If this is your first closing of schools, don’t hesitate to ask for help. If there’s another music teacher at your school, ask them for assistance. If you’re flying solo, check with your District Music supervisor for assistance. That’s why they have the big desk. If you’re an experienced teacher, this is just a walk in the park.

Careful and consistent planning will enable you to be the calm in the midst of the storm.

About the author:

Audrey Carballo

Last fall, Audrey Carballo, a 34-year NAfME member, began her 34th year as a music educator for the Miami-Dade County Public Schools system, the fourth largest school system in the country. Her teaching experiences include general music, exploratory music, and chorus to regular and exceptional students in elementary, middle school, high school, and exceptional student settings.

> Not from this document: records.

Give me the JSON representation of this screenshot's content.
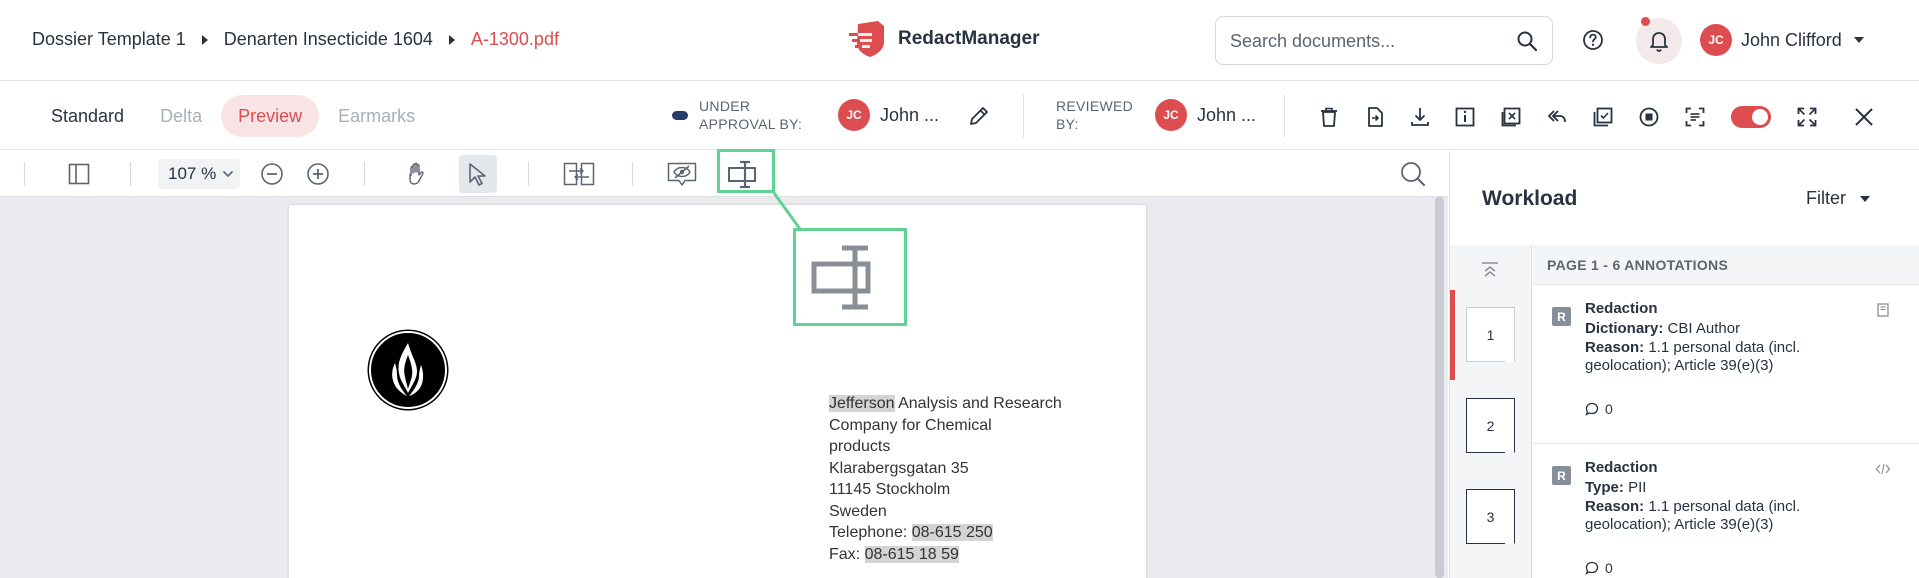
{
  "header": {
    "breadcrumb": [
      {
        "label": "Dossier Template 1"
      },
      {
        "label": "Denarten Insecticide 1604"
      },
      {
        "label": "A-1300.pdf"
      }
    ],
    "brand": "RedactManager",
    "search": {
      "placeholder": "Search documents..."
    },
    "user": {
      "name": "John Clifford",
      "initials": "JC"
    },
    "colors": {
      "accent": "#dd4d50",
      "text": "#283241",
      "highlight_green": "#5fd391"
    }
  },
  "subbar": {
    "tabs": [
      {
        "label": "Standard",
        "state": "normal"
      },
      {
        "label": "Delta",
        "state": "disabled"
      },
      {
        "label": "Preview",
        "state": "active"
      },
      {
        "label": "Earmarks",
        "state": "disabled"
      }
    ],
    "approval": {
      "label_line1": "UNDER",
      "label_line2": "APPROVAL BY:",
      "initials": "JC",
      "name": "John ..."
    },
    "review": {
      "label_line1": "REVIEWED",
      "label_line2": "BY:",
      "initials": "JC",
      "name": "John ..."
    },
    "toggle": {
      "on": true
    },
    "actions": [
      "trash-icon",
      "file-export-icon",
      "download-icon",
      "info-icon",
      "close-box-icon",
      "undo-icon",
      "copy-check-icon",
      "stop-icon",
      "scan-icon",
      "toggle",
      "fullscreen-icon",
      "close-icon"
    ]
  },
  "viewer_toolbar": {
    "zoom": "107 %",
    "tools": [
      "sidebar-toggle-icon",
      "zoom-out-icon",
      "zoom-in-icon",
      "pan-hand-icon",
      "select-arrow-icon",
      "compare-icon",
      "hide-annotations-icon",
      "text-select-icon",
      "search-icon"
    ],
    "selected": "select-arrow-icon"
  },
  "document": {
    "address": [
      {
        "text": "Jefferson",
        "highlight": true,
        "rest": " Analysis and Research"
      },
      {
        "text": "Company for Chemical"
      },
      {
        "text": "products"
      },
      {
        "text": "Klarabergsgatan 35"
      },
      {
        "text": "11145 Stockholm"
      },
      {
        "text": "Sweden"
      },
      {
        "prefix": "Telephone: ",
        "text": "08-615 250",
        "highlight": true
      },
      {
        "prefix": "Fax: ",
        "text": "08-615 18 59",
        "highlight": true
      }
    ]
  },
  "workload": {
    "title": "Workload",
    "filter": "Filter",
    "pages": [
      "1",
      "2",
      "3"
    ],
    "section_header": "PAGE 1 - 6 ANNOTATIONS",
    "annotations": [
      {
        "badge": "R",
        "type": "Redaction",
        "line1_key": "Dictionary:",
        "line1_val": " CBI Author",
        "reason_key": "Reason:",
        "reason_val": " 1.1 personal data (incl. geolocation); Article 39(e)(3)",
        "comments": "0"
      },
      {
        "badge": "R",
        "type": "Redaction",
        "line1_key": "Type:",
        "line1_val": " PII",
        "reason_key": "Reason:",
        "reason_val": " 1.1 personal data (incl. geolocation); Article 39(e)(3)",
        "comments": "0"
      }
    ]
  }
}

She has been an Assessor for the National Board for Professional Teaching Standards and currently serves on the National Education Association Member Advisory Board Panel and as the Union Steward and Chairperson of the Educational Excellence School Advisory Board Council at her school. Recently, Audrey was the Children’s Choir Director for the Miami Music Project, which is an El Sistema program spearheaded by the world renowned conductor, James Judd.

One of her most rewarding experiences has been with the Miami Lighthouse for the Blind and Visually Impaired. In addition to teaching Broadcast Journalism classes, and giving private lessons in voice, composition, theory and piano, her duties included being the Vocal and Advanced Theory instructor for their Better Chance Music Production Program. Audrey was one of the co-authors of an article published in the Journal of Visual Impairment and Blindness titled, “A New Synthesis of Sound and Tactile Music Code Instruction: Implementation Issues of a Pilot Online Braille Music Curriculum.”

Audrey collaborated with Jin Ho Choi (another instructor at the Lighthouse) for nine months, creating their Braille Music Distance Learning course.

Follow Audrey on Twitter @scarlettfeenix.

Did this blog spur new ideas for your music program? Share them on Amplify! Interested in reprinting this article? Please review the reprint guidelines.

The National Association for Music Education (NAfME) provides a number of forums for the sharing of information and opinion, including blogs and postings on our website, articles and columns in our magazines and journals, and postings to our Amplify member portal. Unless specifically noted, the views expressed in these media do not necessarily represent the policy or views of the Association, its officers, or its employees.


Brendan McAloon, Marketing and Events Coordinator, May 6, 2016. © National Association for Music Education (NAfME.org).